Your objective
Output all of the data below exactly as given.
---*---
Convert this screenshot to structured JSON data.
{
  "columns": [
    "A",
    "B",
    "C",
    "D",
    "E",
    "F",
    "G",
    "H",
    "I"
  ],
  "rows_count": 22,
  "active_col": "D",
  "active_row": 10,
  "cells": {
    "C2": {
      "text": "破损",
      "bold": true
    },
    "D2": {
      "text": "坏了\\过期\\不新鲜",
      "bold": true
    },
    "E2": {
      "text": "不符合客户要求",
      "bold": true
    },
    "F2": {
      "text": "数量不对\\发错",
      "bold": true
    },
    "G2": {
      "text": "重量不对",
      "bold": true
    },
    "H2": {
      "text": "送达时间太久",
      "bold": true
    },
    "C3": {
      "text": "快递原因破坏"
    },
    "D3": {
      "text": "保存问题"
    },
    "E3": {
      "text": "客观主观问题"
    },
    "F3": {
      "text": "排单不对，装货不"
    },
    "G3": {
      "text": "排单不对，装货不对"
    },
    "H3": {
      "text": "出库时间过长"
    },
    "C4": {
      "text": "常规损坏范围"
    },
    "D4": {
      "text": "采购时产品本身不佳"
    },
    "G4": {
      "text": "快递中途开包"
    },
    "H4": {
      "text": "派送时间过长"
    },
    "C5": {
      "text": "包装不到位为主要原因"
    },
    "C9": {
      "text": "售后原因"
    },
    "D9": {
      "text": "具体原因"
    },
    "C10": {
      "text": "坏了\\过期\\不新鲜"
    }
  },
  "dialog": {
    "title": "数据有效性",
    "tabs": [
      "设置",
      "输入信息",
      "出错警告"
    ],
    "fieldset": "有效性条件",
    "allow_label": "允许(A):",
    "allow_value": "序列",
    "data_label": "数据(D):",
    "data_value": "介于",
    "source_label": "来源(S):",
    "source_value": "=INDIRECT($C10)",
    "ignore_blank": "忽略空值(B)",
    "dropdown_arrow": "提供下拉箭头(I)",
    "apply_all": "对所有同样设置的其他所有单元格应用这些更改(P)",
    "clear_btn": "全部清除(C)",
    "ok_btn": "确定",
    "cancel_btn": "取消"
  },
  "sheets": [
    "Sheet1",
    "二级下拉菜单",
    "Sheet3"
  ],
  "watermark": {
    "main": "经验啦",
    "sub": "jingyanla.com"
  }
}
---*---
Result for this task
Convert this screenshot to structured JSON data.
{
  "columns": [
    "A",
    "B",
    "C",
    "D",
    "E",
    "F",
    "G",
    "H",
    "I"
  ],
  "rows_count": 22,
  "active_col": "D",
  "active_row": 10,
  "cells": {
    "C2": {
      "text": "破损",
      "bold": true
    },
    "D2": {
      "text": "坏了\\过期\\不新鲜",
      "bold": true
    },
    "E2": {
      "text": "不符合客户要求",
      "bold": true
    },
    "F2": {
      "text": "数量不对\\发错",
      "bold": true
    },
    "G2": {
      "text": "重量不对",
      "bold": true
    },
    "H2": {
      "text": "送达时间太久",
      "bold": true
    },
    "C3": {
      "text": "快递原因破坏"
    },
    "D3": {
      "text": "保存问题"
    },
    "E3": {
      "text": "客观主观问题"
    },
    "F3": {
      "text": "排单不对，装货不"
    },
    "G3": {
      "text": "排单不对，装货不对"
    },
    "H3": {
      "text": "出库时间过长"
    },
    "C4": {
      "text": "常规损坏范围"
    },
    "D4": {
      "text": "采购时产品本身不佳"
    },
    "G4": {
      "text": "快递中途开包"
    },
    "H4": {
      "text": "派送时间过长"
    },
    "C5": {
      "text": "包装不到位为主要原因"
    },
    "C9": {
      "text": "售后原因"
    },
    "D9": {
      "text": "具体原因"
    },
    "C10": {
      "text": "坏了\\过期\\不新鲜"
    }
  },
  "dialog": {
    "title": "数据有效性",
    "tabs": [
      "设置",
      "输入信息",
      "出错警告"
    ],
    "fieldset": "有效性条件",
    "allow_label": "允许(A):",
    "allow_value": "序列",
    "data_label": "数据(D):",
    "data_value": "介于",
    "source_label": "来源(S):",
    "source_value": "=INDIRECT($C10)",
    "ignore_blank": "忽略空值(B)",
    "dropdown_arrow": "提供下拉箭头(I)",
    "apply_all": "对所有同样设置的其他所有单元格应用这些更改(P)",
    "clear_btn": "全部清除(C)",
    "ok_btn": "确定",
    "cancel_btn": "取消"
  },
  "sheets": [
    "Sheet1",
    "二级下拉菜单",
    "Sheet3"
  ],
  "watermark": {
    "main": "经验啦",
    "sub": "jingyanla.com"
  }
}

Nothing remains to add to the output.